Building a Greenland Balance Bench
With the recent cold weather I wanted to find a way to work on my paddling and edging balance while staying dry, or at least warm. The Tipping Without Flipping class only happens once a month in a heated pool, and I needed something for the time between classes. I remembered seeing something while attending Alder Creek’s Spring Paddle Fest 2016. The local Greenland Paddling Club, Qajaq USA, had two Greenland Balance Benches on display. A Greenland Balance Bench is a rocking bench that simulates the movement of a performance sea kayak so that you can train and build the muscles necessary to balance in your boat. The Inuits would use these balance benches to prepare their children to hunt by kayak. After playing with them a little I remembered thinking “I’ve gotta make one!”. After some online research I found they are very simple to construct. All you need is:
- 4 foot long 2×4
- 3 feet of 2×6
- Measuring tape
- Compass or twine
- Circular saw
- Jig saw
- Nine 3 inch wood screws
- Screw Driver
- Drill and bits (optional)
The plans are open to interpretation and there are some pretty incredible variations out there, but for a simple bench this is all that is needed.
Step 1: From the 2×6 cut three pieces one foot in length.
Step 2: Mark the center of one long side of your 2×6, this will be the bottom. On the sides mark 1.5 to 2 inches from the bottom.
Step 3: Using the Compass (or your pencil and some string) draw an arc from the mark on one side, through the center mark on the bottom edge, to the mark on the opposing side. I used the string method and found that using a non-stretch string such as nylon twine or fishing wire, and securing the board during this step helped out tremendously.
Step 4: Using a Jig Saw cut along the line you drew in Step 3. I started at the outside edges and cut towards the center. Because of the flex of my Jigsaw Blade I found this to be easier than trying to cut from the center toward the edges.
Step 5: Sand it smooth.
Repeat steps 2 – 5 for a second 2×6 so you have a total of two.
Step 6: Measure from the ground to your hip. Use this measurement to determine and mark the length of your 2×4. This will give you a good length so that as you sit on the bench your knees will be slightly bent, just like when you are in your kayak.
Step 7: Cut the 2×4 to the length you just determined in the previous step
Step 8: Mark the center of the top of your two semi-circle 2×6 pieces and the center of your 2×4 on either end. Line these marks up so the semi-circle 2x6s are at either end of the 2×4.
Step 9 (optional): Drill pilot holes for your screws.
Step 10: Screw the 2×4 to the semi-circles using your 3 in screws.

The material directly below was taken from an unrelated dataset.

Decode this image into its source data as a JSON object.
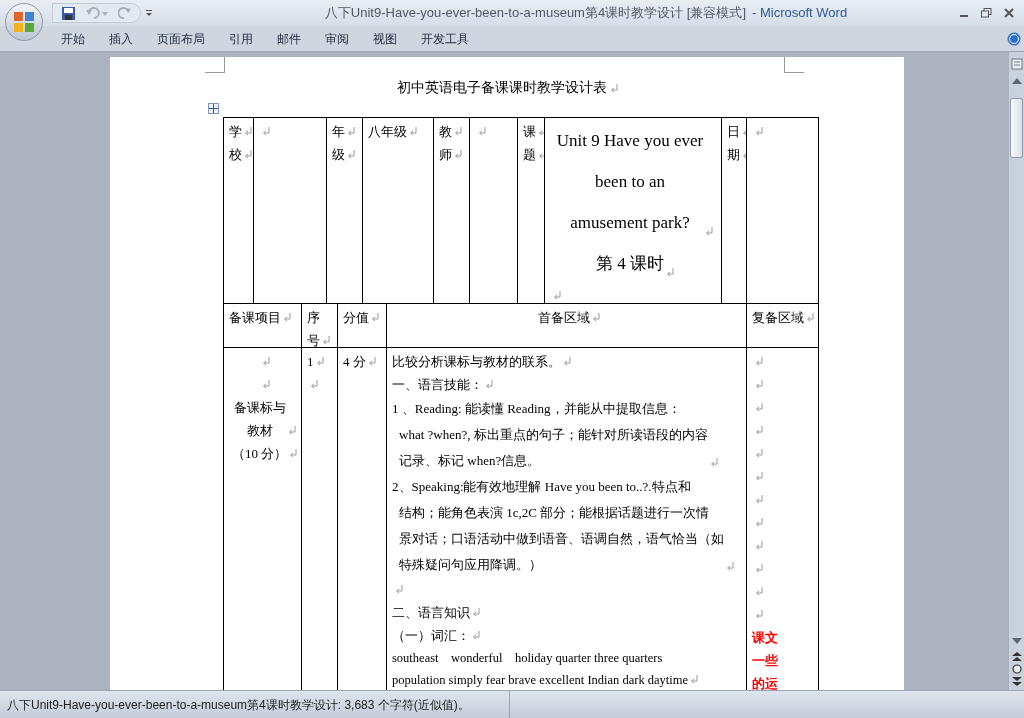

If you are like me, got excited, and jumped on at this point, you might have noticed it’s a little uncomfortable for your butt. Remember that last 2×6 that until now has been sitting all lonely thinking you forgot about it?
Step 11: Mark the center of your last 2×6 along one of the long edges and align it to the center of the 2×4 at one end. Attach it to the 2×4 using the 3” screws.
Step 12: Find a hard surface to practice your balance on while you watch tv, drink beer, or read.
I ended up making two variations to my own Balance Benches. I cut a notch into the seat to that it would sit flush with the 2×4 on one of the benches.
For the other I cut one notch into the each of the 2x6s so the 2×4 would sit flush with the top of the 2×6. I like this board a little better. While slightly more work to make two notches instead of one, It has a cleaner look and makes stacking a second board easier.
If you find yourself getting bored with your Greenland Balance Bench there are a few ways to up the difficulty.
Challenge 1: Make sure you are on a hard surface. If you are on a softer surface, say carpet, dirt, or sand, the board sinks in and gets held in place. By choosing a hard surface such as hardwood floors, cement, or blocks of leftover wood you free the board up for maximum rocking.
Challenge 2: Raise your center of gravity. You can do this by placing one balance board on top of another. Or just adding padding to the seat. Its also a good demonstration on how raising your center of gravity affects balance.
Challenge 3: Make a curved platform for the balance board to sit on. I did this by flipping one balance board from Challenge 2 over and placing the second board on top of it.
Challenge 4: Make the Balancing surface narrower. By making your rocker more of a V than a U you can make it feel a lot less stable and make it more challenging!
by Matt MaddalenaTags: Balance, DIY, kayaking, training